Rose manages Connecticut team

From staff, wire reports

BRIDGEPORT, Conn. – Pete Rose’s jersey was too big, and he was wearing dress pants as he exchanged lineup cards at home plate.

But the major league’s career hits leader was back in his element Monday, managing a baseball team, if just for one day.

The 73-year-old Rose served as guest skipper of the Bridgeport Bluefish of the independent Atlantic League.

Rose was managing the Cincinnati Reds in 1989 when he agreed to a lifetime ban from Major League Baseball for betting on baseball. He later admitted he bet on Reds games while running the team.

Rose could take this one-game job because the Bluefish are not affiliated with any major league team.

Rose says he’s relates to the Bluefish players, many of whom also are trying for a second chance in baseball.

Greenberg buys team

STATE COLLEGE – Mandalay Baseball Properties, LLC announced that it has entered into a definitive agreement with an ownership group led by State College Spikes chairman and managing partner Chuck Greenberg to purchase the Class AA Frisco RoughRiders of the Texas League.

The agreement is subject to the approvals of the Texas League and Minor League Baseball, and the review of the Office of Commissioner of Major League Baseball.

Greenberg, who also owns the Texas Rangers’ Advanced-A affiliate Myrtle Beach Pelicans and the State College Spikes of the New York-Penn League, was the former CEO and managing partner of the Texas Rangers.

Greenberg also headed a group that bought the Altoona Curve from Bob Lozinak in 2002, and he acted as president and managing partner until selling the club back to Lozinak in 2008.

Greenberg has led the Spikes ownership group since the franchise was founded and played its first game in 2006. He worked with Penn State University on the financing, construction and operating agreement for Medlar Field at Lubrano Park, home to both the Spikes and Penn State’s NCAA baseball program.

Arroyo’s streak ends

PHOENIX – Former Altoona Curve pitcher Bronson Arroyo had been one of baseball’s most reliable pitchers during his 15-year career, fighting off a variety of ailments to take the ball every time his turn came up.

When his arm started to get sore and his velocity dropped, even he couldn’t keep going.

The Arizona Diamondbacks placed Arroyo on the 15-day disabled list with elbow tendinitis on Monday, ending the right-hander’s run of consecutive starts at 369, the second-longest active streak behind the 443 straight starts by Toronto’s Mark Buehrle.
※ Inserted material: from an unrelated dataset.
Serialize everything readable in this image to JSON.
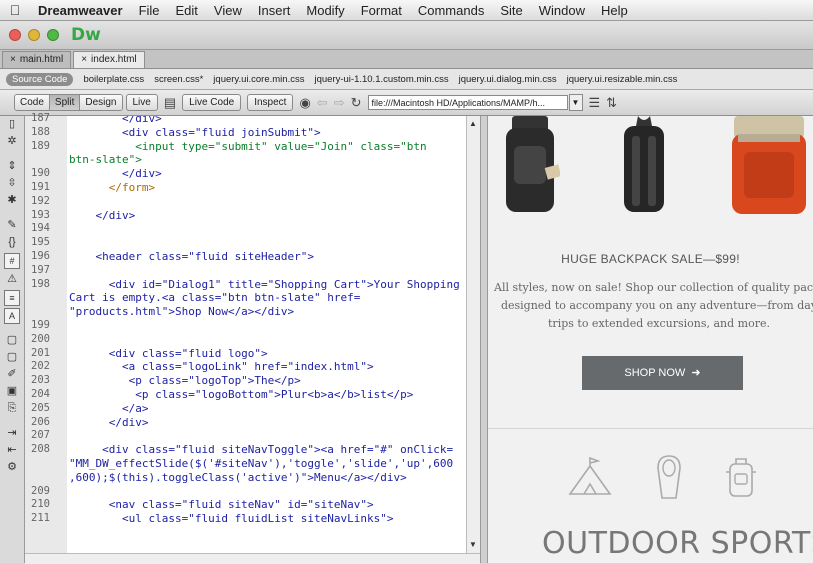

“He’s had other times in his career when he’s been able to overcome things like this, but it wasn’t in the cards this time,” Diamondbacks manager Kirk Gibson said.